Caregiver Formula Shortage Do’s and Don’ts
Buy formula online direct from a verified retailer or manufacturer.
Other ways to verify online formula sellers: Check BBB.org complaints and reviews, check the business registrations in the state of incorporation, perform an internet search of the company name and “scam” or “complaints” to find if others have reported problems. Double-check the website address before completing the order. Scammers will create mock websites, looking very similar to known sites.
Abbott Nutrition has a hotline number for families that need specialty formula. For information and orders, call 1-800-881-0876.
Use online parenting social groups, such as on Facebook, to get and share the latest updates.
Your pediatrician is your connection to infant safety. Stay connected regarding infant wellbeing. Lactation consultants are covered under most health insurance providers. They are nurses that provide dietary advice, supplement recommendations, and direct teaching and support for nursing mothers.

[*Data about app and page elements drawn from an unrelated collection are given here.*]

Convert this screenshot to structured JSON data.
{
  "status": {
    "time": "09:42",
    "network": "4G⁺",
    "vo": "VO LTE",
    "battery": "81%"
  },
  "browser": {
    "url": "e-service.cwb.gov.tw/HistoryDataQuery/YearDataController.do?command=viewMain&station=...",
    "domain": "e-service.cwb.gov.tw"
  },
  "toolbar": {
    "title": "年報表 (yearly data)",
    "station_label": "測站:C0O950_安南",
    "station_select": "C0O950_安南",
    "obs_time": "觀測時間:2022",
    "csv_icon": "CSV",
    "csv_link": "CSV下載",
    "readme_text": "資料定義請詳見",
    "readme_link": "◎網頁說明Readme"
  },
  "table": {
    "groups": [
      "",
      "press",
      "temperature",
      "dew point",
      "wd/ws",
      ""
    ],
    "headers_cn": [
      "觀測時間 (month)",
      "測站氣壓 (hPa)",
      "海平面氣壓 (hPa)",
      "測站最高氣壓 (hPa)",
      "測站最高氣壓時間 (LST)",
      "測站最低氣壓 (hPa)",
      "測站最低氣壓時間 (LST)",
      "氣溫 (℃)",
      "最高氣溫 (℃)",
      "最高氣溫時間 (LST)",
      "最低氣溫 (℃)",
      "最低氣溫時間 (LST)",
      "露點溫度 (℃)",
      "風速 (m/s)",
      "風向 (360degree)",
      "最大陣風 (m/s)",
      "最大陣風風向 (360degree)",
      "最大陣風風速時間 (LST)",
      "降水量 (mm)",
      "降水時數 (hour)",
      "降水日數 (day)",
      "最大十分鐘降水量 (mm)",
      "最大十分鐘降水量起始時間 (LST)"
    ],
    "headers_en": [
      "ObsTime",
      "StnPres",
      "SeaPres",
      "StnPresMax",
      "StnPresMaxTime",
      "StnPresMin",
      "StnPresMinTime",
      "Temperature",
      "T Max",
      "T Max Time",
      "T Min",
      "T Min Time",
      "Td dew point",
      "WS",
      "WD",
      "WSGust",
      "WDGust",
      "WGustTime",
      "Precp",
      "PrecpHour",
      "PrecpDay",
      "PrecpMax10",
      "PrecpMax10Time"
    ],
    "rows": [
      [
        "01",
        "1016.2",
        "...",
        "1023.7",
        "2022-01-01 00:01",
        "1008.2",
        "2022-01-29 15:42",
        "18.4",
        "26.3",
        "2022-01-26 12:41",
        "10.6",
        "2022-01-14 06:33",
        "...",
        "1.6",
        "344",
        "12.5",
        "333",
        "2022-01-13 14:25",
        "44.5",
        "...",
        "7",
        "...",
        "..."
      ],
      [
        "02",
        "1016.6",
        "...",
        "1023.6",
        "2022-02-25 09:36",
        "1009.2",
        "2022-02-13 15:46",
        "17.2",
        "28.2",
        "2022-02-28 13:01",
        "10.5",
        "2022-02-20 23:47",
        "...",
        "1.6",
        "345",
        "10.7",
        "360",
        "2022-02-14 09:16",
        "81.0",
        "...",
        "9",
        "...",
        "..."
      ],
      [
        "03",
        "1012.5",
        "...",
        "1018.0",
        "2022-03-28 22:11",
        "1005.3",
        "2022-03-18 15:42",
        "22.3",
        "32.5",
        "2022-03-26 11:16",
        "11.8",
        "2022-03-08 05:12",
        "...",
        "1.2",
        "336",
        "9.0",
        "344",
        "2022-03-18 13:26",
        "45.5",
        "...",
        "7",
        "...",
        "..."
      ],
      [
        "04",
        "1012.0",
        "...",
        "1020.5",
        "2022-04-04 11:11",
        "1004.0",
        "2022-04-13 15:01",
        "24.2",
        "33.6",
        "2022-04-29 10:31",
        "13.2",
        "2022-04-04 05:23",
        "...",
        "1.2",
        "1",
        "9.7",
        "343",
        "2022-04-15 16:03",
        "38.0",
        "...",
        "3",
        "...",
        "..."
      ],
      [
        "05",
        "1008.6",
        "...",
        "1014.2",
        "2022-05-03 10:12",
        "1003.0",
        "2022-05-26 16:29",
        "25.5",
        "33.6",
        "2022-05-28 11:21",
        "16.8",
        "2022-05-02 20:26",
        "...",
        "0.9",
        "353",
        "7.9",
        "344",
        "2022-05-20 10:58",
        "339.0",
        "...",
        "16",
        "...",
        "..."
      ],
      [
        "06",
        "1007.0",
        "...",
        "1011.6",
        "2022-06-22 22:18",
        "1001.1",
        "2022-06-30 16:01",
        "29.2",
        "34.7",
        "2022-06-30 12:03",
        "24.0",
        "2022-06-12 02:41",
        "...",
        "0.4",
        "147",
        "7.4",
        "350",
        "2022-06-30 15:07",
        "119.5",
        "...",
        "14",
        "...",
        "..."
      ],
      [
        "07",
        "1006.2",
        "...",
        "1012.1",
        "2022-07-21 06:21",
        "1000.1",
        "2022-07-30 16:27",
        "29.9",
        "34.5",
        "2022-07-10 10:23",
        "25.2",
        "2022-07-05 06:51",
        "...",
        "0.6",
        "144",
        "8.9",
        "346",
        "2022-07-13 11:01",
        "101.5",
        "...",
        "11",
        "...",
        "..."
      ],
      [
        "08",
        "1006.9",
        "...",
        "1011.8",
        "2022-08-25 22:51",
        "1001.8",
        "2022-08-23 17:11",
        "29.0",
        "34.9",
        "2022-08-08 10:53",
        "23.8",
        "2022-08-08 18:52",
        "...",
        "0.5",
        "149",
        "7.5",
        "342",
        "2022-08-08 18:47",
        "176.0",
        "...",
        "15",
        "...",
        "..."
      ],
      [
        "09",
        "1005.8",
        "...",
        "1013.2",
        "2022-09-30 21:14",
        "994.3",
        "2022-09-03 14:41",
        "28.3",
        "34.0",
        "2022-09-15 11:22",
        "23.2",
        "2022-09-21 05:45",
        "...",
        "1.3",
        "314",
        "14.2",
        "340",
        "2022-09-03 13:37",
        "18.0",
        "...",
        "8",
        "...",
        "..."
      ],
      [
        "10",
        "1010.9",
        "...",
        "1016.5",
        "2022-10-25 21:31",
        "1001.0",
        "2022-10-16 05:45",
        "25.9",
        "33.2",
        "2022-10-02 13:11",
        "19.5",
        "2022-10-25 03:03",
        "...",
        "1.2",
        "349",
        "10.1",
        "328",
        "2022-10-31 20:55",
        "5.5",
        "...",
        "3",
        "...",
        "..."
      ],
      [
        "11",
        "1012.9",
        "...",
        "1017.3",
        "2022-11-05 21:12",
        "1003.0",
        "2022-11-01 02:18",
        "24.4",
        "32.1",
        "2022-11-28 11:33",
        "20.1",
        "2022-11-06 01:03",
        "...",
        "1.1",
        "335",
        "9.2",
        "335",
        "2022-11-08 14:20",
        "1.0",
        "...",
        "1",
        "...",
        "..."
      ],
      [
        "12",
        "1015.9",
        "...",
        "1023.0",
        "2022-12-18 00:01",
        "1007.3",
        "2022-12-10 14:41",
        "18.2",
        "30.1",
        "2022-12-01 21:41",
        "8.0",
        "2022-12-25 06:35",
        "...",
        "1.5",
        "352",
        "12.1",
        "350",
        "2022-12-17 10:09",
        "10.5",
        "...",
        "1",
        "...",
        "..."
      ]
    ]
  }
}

Call Women, Infants and Children (WIC) and your pediatrician if you cannot adequately feed your baby.
If this shortage has caused undue hardship and you cannot feed your baby, especially due to the lack of supply, please reach out for help.
Don’t buy from unverified sellers, including unknown websites, sellers in online marketplace social groups, and international sellers that are not FDA approved.
Scammers lurk at every disadvantage. Not engaging in disreputable activities and keeping scammers away will help everyone in the long run.
When you pay more than the fair market price for a product, the price spikes, making products unaffordable for moderate and low-income Vermonters. Price gouging in a market emergency has repeatedly been proven as unfair and deceptive. If you notice steep increases in the price of formula in Vermont, report the store name and location, and as much identifying information about the product as you can provide, including the formula type, size, dollar amount, and the typical price, as well as a picture, if able to the Consumer Assistance Program of the Vermont Attorney General’s Office (CAP).
Don’t buy more than you need. Please don’t hoard.
This may prove difficult, particularly when feeding your baby is at stake. But the economics here are undeniable, if you buy more than you need now while there is a shortage, someone else will go without. It will be difficult, but please stick to the purchasing restrictions outlined by the retailers, as required by the federal government. Calendar your plan to make another formula purchase again before your supply is gone so that you don’t run out.
Don’t use unsafe alternatives: like homemade baby formula, juice, cow’s milk, goat’s milk, plant-based milk, or watered down/diluted baby formula with water.
Baby formula is made to simulate breastmilk with a specialized combination of vitamins and nutrients and its production is FDA monitored. While cow’s milk and other dairy alternatives are yummy for older children and adults, infant bodies can’t adequately digest food alternatives, including excess water, which provokes harm.
This is indeed a stressful time. Those of us on the sidelines are eager to support caregivers and help where we can. While our first inclination may be to buy formula and donate it, this action creates a greater supply problem as it leaves less formula on the shelves for caregivers to purchase when they need it. Instead, if you notice available formula stock, call up an infant caregiver directly and ask them if they would like you to pick it up for them. Another thing you can do for your community is to crowdsource formula supply by taking note of the formula available in your local stores and sharing it with caregiver support groups online. When you notice scams or price gouging in an emergency, report it to CAP at 1-800-649-2424.